Task data section start

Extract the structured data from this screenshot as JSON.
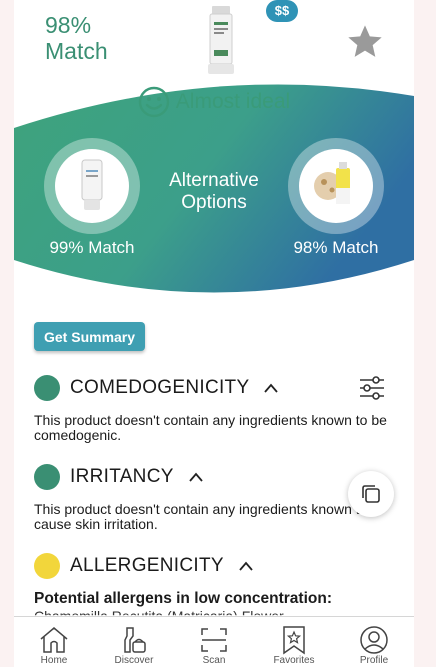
{
  "product": {
    "match": "98%\nMatch",
    "match_line1": "98%",
    "match_line2": "Match",
    "price": "$$",
    "favorite_icon": "star-icon"
  },
  "verdict": {
    "label": "Almost ideal",
    "icon": "smile-icon"
  },
  "alternatives": {
    "title_line1": "Alternative",
    "title_line2": "Options",
    "items": [
      {
        "match": "99% Match"
      },
      {
        "match": "98% Match"
      }
    ]
  },
  "summary_button": "Get Summary",
  "sections": [
    {
      "title": "COMEDOGENICITY",
      "status_color": "#3a8f73",
      "body": "This product doesn't contain any ingredients known to be comedogenic."
    },
    {
      "title": "IRRITANCY",
      "status_color": "#3a8f73",
      "body": "This product doesn't contain any ingredients known to cause skin irritation."
    },
    {
      "title": "ALLERGENICITY",
      "status_color": "#f2d63b",
      "subtitle": "Potential allergens in low concentration:",
      "ingredient": "Chamomilla Recutita (Matricaria) Flower"
    }
  ],
  "nav": [
    {
      "label": "Home",
      "icon": "home-icon"
    },
    {
      "label": "Discover",
      "icon": "discover-icon"
    },
    {
      "label": "Scan",
      "icon": "scan-icon"
    },
    {
      "label": "Favorites",
      "icon": "favorites-icon"
    },
    {
      "label": "Profile",
      "icon": "profile-icon"
    }
  ],
  "colors": {
    "accent_green": "#3a8f73",
    "accent_blue": "#2f93b6",
    "warning_yellow": "#f2d63b"
  }
}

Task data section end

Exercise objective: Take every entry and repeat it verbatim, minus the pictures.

Expected answer:
Extract the structured data from this screenshot as JSON.
{
  "product": {
    "match": "98%\nMatch",
    "match_line1": "98%",
    "match_line2": "Match",
    "price": "$$",
    "favorite_icon": "star-icon"
  },
  "verdict": {
    "label": "Almost ideal",
    "icon": "smile-icon"
  },
  "alternatives": {
    "title_line1": "Alternative",
    "title_line2": "Options",
    "items": [
      {
        "match": "99% Match"
      },
      {
        "match": "98% Match"
      }
    ]
  },
  "summary_button": "Get Summary",
  "sections": [
    {
      "title": "COMEDOGENICITY",
      "status_color": "#3a8f73",
      "body": "This product doesn't contain any ingredients known to be comedogenic."
    },
    {
      "title": "IRRITANCY",
      "status_color": "#3a8f73",
      "body": "This product doesn't contain any ingredients known to cause skin irritation."
    },
    {
      "title": "ALLERGENICITY",
      "status_color": "#f2d63b",
      "subtitle": "Potential allergens in low concentration:",
      "ingredient": "Chamomilla Recutita (Matricaria) Flower"
    }
  ],
  "nav": [
    {
      "label": "Home",
      "icon": "home-icon"
    },
    {
      "label": "Discover",
      "icon": "discover-icon"
    },
    {
      "label": "Scan",
      "icon": "scan-icon"
    },
    {
      "label": "Favorites",
      "icon": "favorites-icon"
    },
    {
      "label": "Profile",
      "icon": "profile-icon"
    }
  ],
  "colors": {
    "accent_green": "#3a8f73",
    "accent_blue": "#2f93b6",
    "warning_yellow": "#f2d63b"
  }
}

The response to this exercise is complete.